Setting the Stage: The First Graduates of Baylor Business
Baylor’s School of Business, established in 1923, has evolved over the years, producing notable graduates who made significant contributions to the field and supported the University.
By Justin Walker
When Baylor University’s Board of Trustees—now the Board of Regents— officially approved the formation of the School of Commerce and Business Administration in March 1923, things looked very different than they do today. Dr. Charles Johnson from the Department of Public Discourse was named the head of the Business Department—another name for the School at the time—and four full-time professors were hired to teach. The faculty were officed on the ground floor of Carroll Library, where the classrooms were also located.

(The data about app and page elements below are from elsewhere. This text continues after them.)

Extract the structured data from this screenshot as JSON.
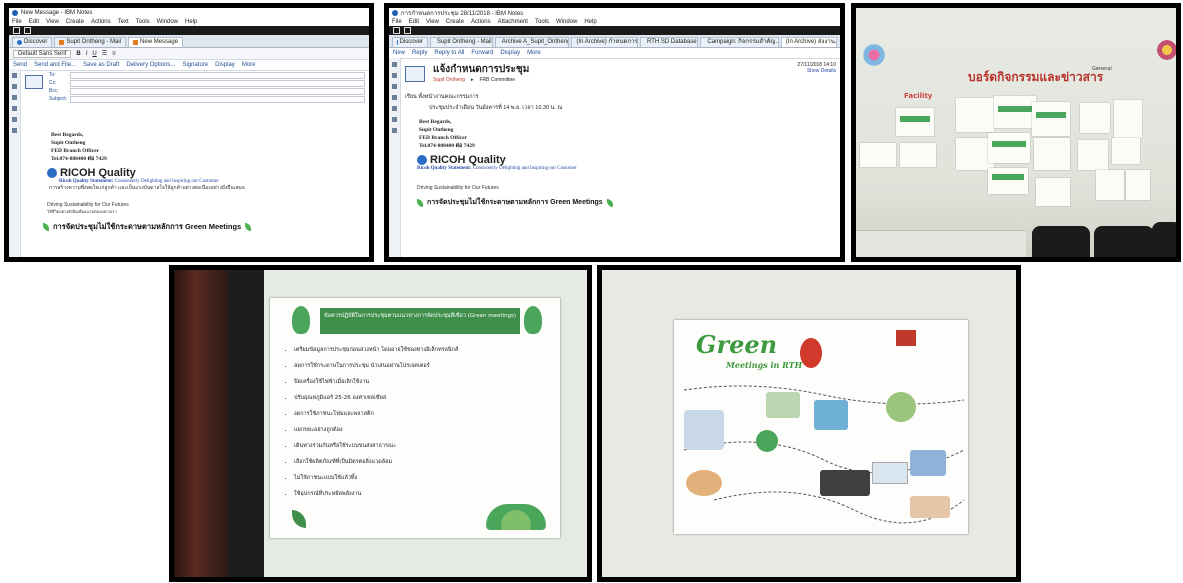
{
  "panel1": {
    "title": "New Message - IBM Notes",
    "menu": [
      "File",
      "Edit",
      "View",
      "Create",
      "Actions",
      "Text",
      "Tools",
      "Window",
      "Help"
    ],
    "tabs": [
      "Discover",
      "Supit Ontheng - Mail",
      "New Message"
    ],
    "font_select": "Default Sans Serif",
    "toolbar_actions": [
      "Send",
      "Send and File...",
      "Save as Draft",
      "Delivery Options...",
      "Signature",
      "Display",
      "More"
    ],
    "fields": [
      "To:",
      "Cc:",
      "Bcc:",
      "Subject:"
    ],
    "signature": {
      "regards": "Best Regards,",
      "name": "Supit Ontheng",
      "role": "FED Branch Officer",
      "tel": "Tel.074-808400 ต่อ 7429"
    },
    "ricoh": "RICOH Quality",
    "statement_label": "Ricoh Quality Statement:",
    "statement_text": "Consistently Delighting and Inspiring our Customer",
    "thai_line": "การสร้างความพึงพอใจแก่ลูกค้า และเป็นแรงบันดาลใจให้ลูกค้าอย่างต่อเนื่องอย่างยั่งยืนเสมอ",
    "sustain": "Driving Sustainability for Our Futures",
    "sustain_thai": "ใช้ชีวิตอย่างยั่งยืนเพื่ออนาคตของพวกเรา",
    "green_line": "การจัดประชุมไม่ใช้กระดาษตามหลักการ Green Meetings"
  },
  "panel2": {
    "title": "การกำหนดการประชุม 28/11/2018 - IBM Notes",
    "menu": [
      "File",
      "Edit",
      "View",
      "Create",
      "Actions",
      "Attachment",
      "Tools",
      "Window",
      "Help"
    ],
    "tabs": [
      "Discover",
      "Supit Ontheng - Mail",
      "Archive A_Supit_Ontheng",
      "(In Archive) กำหนดการ...",
      "RTH SD Database",
      "Campaign: กิจกรรมสำคัญ...",
      "(In Archive) ส่งงาน..."
    ],
    "actions": [
      "New",
      "Reply",
      "Reply to All",
      "Forward",
      "Display",
      "More"
    ],
    "subject": "แจ้งกำหนดการประชุม",
    "sender": "Supit Ontheng",
    "recipient": "FRB Committee",
    "date": "27/11/2018 14:10",
    "show_details": "Show Details",
    "greeting": "เรียน   ทั้งหน้างานคณะกรรมการ",
    "body": "ประชุมประจำเดือน วันอังคารที่ 14 พ.ย. เวลา 10.30 น. ณ",
    "regards": "Best Regards,",
    "name": "Supit Ontheng",
    "role": "FED Branch Officer",
    "tel": "Tel.074-808400 ต่อ 7429",
    "ricoh": "RICOH Quality",
    "statement_label": "Ricoh Quality Statement:",
    "statement_text": "Consistently Delighting and Inspiring our Customer",
    "sustain": "Driving Sustainability for Our Futures",
    "green_line": "การจัดประชุมไม่ใช้กระดาษตามหลักการ Green Meetings"
  },
  "panel3": {
    "board_title": "บอร์ดกิจกรรมและข่าวสาร",
    "facility": "Facility",
    "general": "General"
  },
  "panel4": {
    "heading": "ข้อควรปฏิบัติในการประชุมตามแนวทางการจัดประชุมสีเขียว (Green meetings)",
    "bullets": [
      "เตรียมข้อมูลการประชุมก่อนล่วงหน้า โดยอาจใช้ช่องทางอิเล็กทรอนิกส์",
      "ลดการใช้กระดาษในการประชุม นำเสนอผ่านโปรเจคเตอร์",
      "ปิดเครื่องใช้ไฟฟ้าเมื่อเลิกใช้งาน",
      "ปรับอุณหภูมิแอร์ 25-26 องศาเซลเซียส",
      "งดการใช้ภาชนะโฟมและพลาสติก",
      "แยกขยะอย่างถูกต้อง",
      "เดินทางร่วมกันหรือใช้ระบบขนส่งสาธารณะ",
      "เลือกใช้ผลิตภัณฑ์ที่เป็นมิตรต่อสิ่งแวดล้อม",
      "ไม่ใช้ภาชนะแบบใช้แล้วทิ้ง",
      "ใช้อุปกรณ์ที่ประหยัดพลังงาน"
    ]
  },
  "panel5": {
    "title": "Green",
    "subtitle": "Meetings in RTH"
  }
}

In the fall of 1923, more than 200 students began courses at the School, reaching an average enrollment of 290 for each semester in 1925. Among those enrolled that year include the first seven graduates of the School: Frank Creasey, Maurice Frazier, Wortham Renfro, W. Frank Smith, C.H. Tarrant, Ben H. Williams and Alba McCreary. While the others graduated in May 1925, McCreary graduated in August of that year and became the first female graduate of the School.
Not much is known of many in this cohort outside of Ben Williams. Prior to graduation, Williams worked as a clerk and salesman for various businesses. After receiving his BBA, he went to work for Southwestern Engraving Company, becoming the manager of the company’s plant in Houston. In 1928, Williams co-founded his advertising agency, Brennan-Brown-Williams, with offices in Houston and Dallas.

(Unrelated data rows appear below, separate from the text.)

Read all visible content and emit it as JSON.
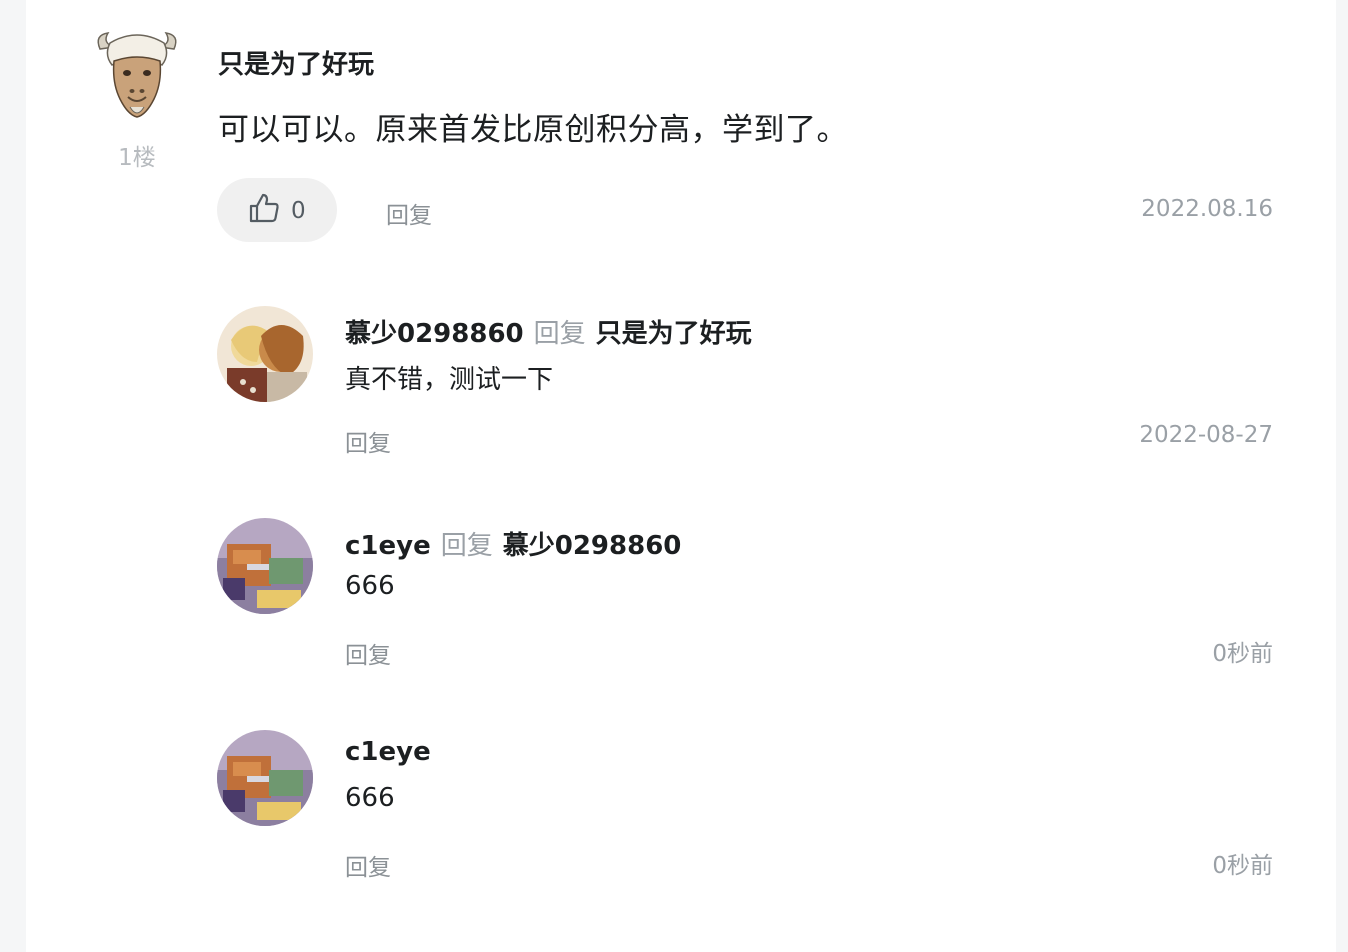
{
  "main_comment": {
    "author": "只是为了好玩",
    "floor": "1楼",
    "text": "可以可以。原来首发比原创积分高，学到了。",
    "like_count": "0",
    "reply_label": "回复",
    "date": "2022.08.16"
  },
  "replies": [
    {
      "author": "慕少0298860",
      "reply_word": "回复",
      "target": "只是为了好玩",
      "text": "真不错，测试一下",
      "reply_label": "回复",
      "date": "2022-08-27"
    },
    {
      "author": "c1eye",
      "reply_word": "回复",
      "target": "慕少0298860",
      "text": "666",
      "reply_label": "回复",
      "date": "0秒前"
    },
    {
      "author": "c1eye",
      "text": "666",
      "reply_label": "回复",
      "date": "0秒前"
    }
  ],
  "icons": {
    "like": "thumbs-up-icon"
  },
  "colors": {
    "background": "#f5f6f7",
    "card": "#ffffff",
    "text_primary": "#1c1f21",
    "text_muted": "#9aa0a6",
    "like_button_bg": "#f0f0f0"
  }
}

In 1932, Williams received an MBA from the Wharton School of Business and Finance at the University of Pennsylvania. Soon after, he began a career in life insurance, working for companies in Des Moines, Iowa, and Dallas. In 1941, he became director of Sales and Management Training at Mutual Life Insurance Company in New York City.

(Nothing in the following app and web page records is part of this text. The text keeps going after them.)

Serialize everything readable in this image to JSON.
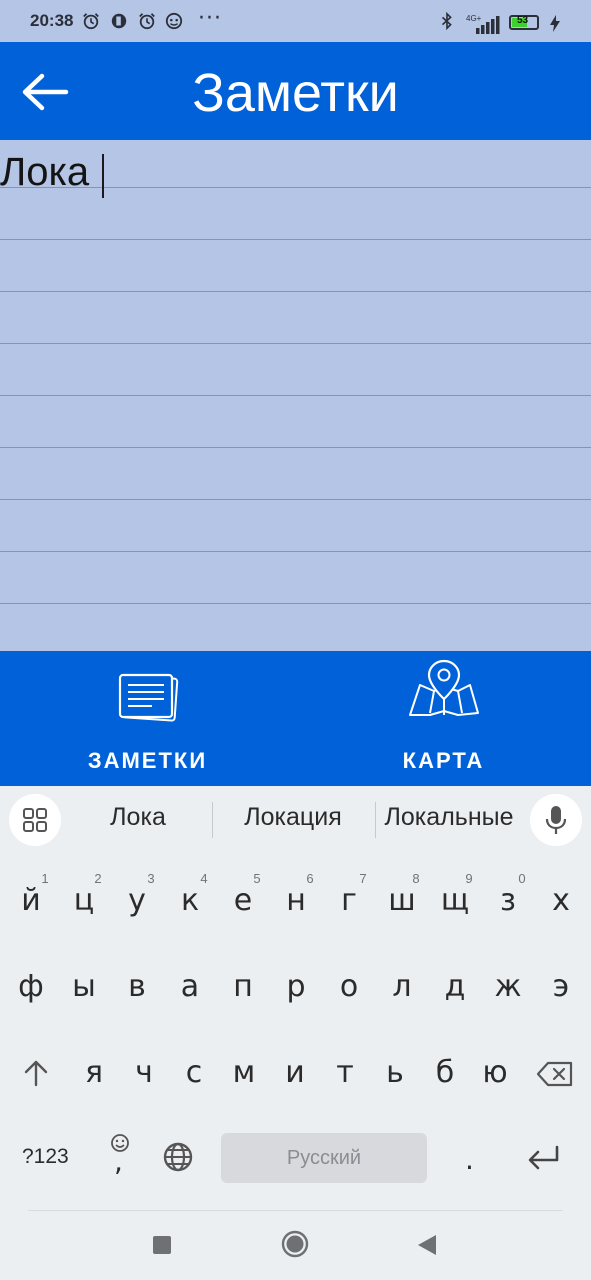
{
  "status_bar": {
    "time": "20:38",
    "left_icons": [
      "alarm-icon",
      "app-notification-icon",
      "alarm-icon",
      "face-icon"
    ],
    "more": "···",
    "right_icons": [
      "bluetooth-icon",
      "network-4g-icon",
      "signal-icon",
      "battery-icon",
      "charging-icon"
    ],
    "network_label": "4G+",
    "battery_percent": "53"
  },
  "app_bar": {
    "title": "Заметки",
    "back_icon": "arrow-left-icon"
  },
  "note": {
    "text": "Лока"
  },
  "bottom_nav": {
    "items": [
      {
        "label": "ЗАМЕТКИ",
        "icon": "notes-icon"
      },
      {
        "label": "КАРТА",
        "icon": "map-icon"
      }
    ]
  },
  "keyboard": {
    "suggestions": [
      "Лока",
      "Локация",
      "Локальные"
    ],
    "row1": [
      {
        "key": "й",
        "hint": "1"
      },
      {
        "key": "ц",
        "hint": "2"
      },
      {
        "key": "у",
        "hint": "3"
      },
      {
        "key": "к",
        "hint": "4"
      },
      {
        "key": "е",
        "hint": "5"
      },
      {
        "key": "н",
        "hint": "6"
      },
      {
        "key": "г",
        "hint": "7"
      },
      {
        "key": "ш",
        "hint": "8"
      },
      {
        "key": "щ",
        "hint": "9"
      },
      {
        "key": "з",
        "hint": "0"
      },
      {
        "key": "х",
        "hint": ""
      }
    ],
    "row2": [
      "ф",
      "ы",
      "в",
      "а",
      "п",
      "р",
      "о",
      "л",
      "д",
      "ж",
      "э"
    ],
    "row3": [
      "я",
      "ч",
      "с",
      "м",
      "и",
      "т",
      "ь",
      "б",
      "ю"
    ],
    "symbols_label": "?123",
    "comma": ",",
    "space_label": "Русский",
    "period": "."
  },
  "colors": {
    "primary": "#0061d8",
    "background": "#b5c5e5",
    "rule_line": "#6f96e2",
    "keyboard_bg": "#eceff2"
  }
}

By 1950, Williams once again started his own business, this time in sales training consulting for various advertising agencies and life insurance companies. He stayed in this role until 1960, when he semi-retired. Williams passed away in 1982.
Williams was an avid supporter of Baylor. In the 1950s, Williams established the Ben Williams Foundation to support University faculty seeking terminal degrees. In 1971, he started a second foundation to provide financial support to the now-named Hankamer School of Business, which assisted the Business School in funding several professorships, including James A. Roberts, the current Ben H. Williams Professor of Marketing. The foundation also helped establish the Ben H. Williams Distinguished Speaker Series in 1999.
In 1970, Williams was named the Outstanding Alumnus of Baylor University. While honored to receive the award, Williams believed the people who benefited from his contributions were making the actual impact.
“I personally am not going to make any great contribution to mankind,” he said. “But at least one of the professors or their students probably will. And that’s what’s important.”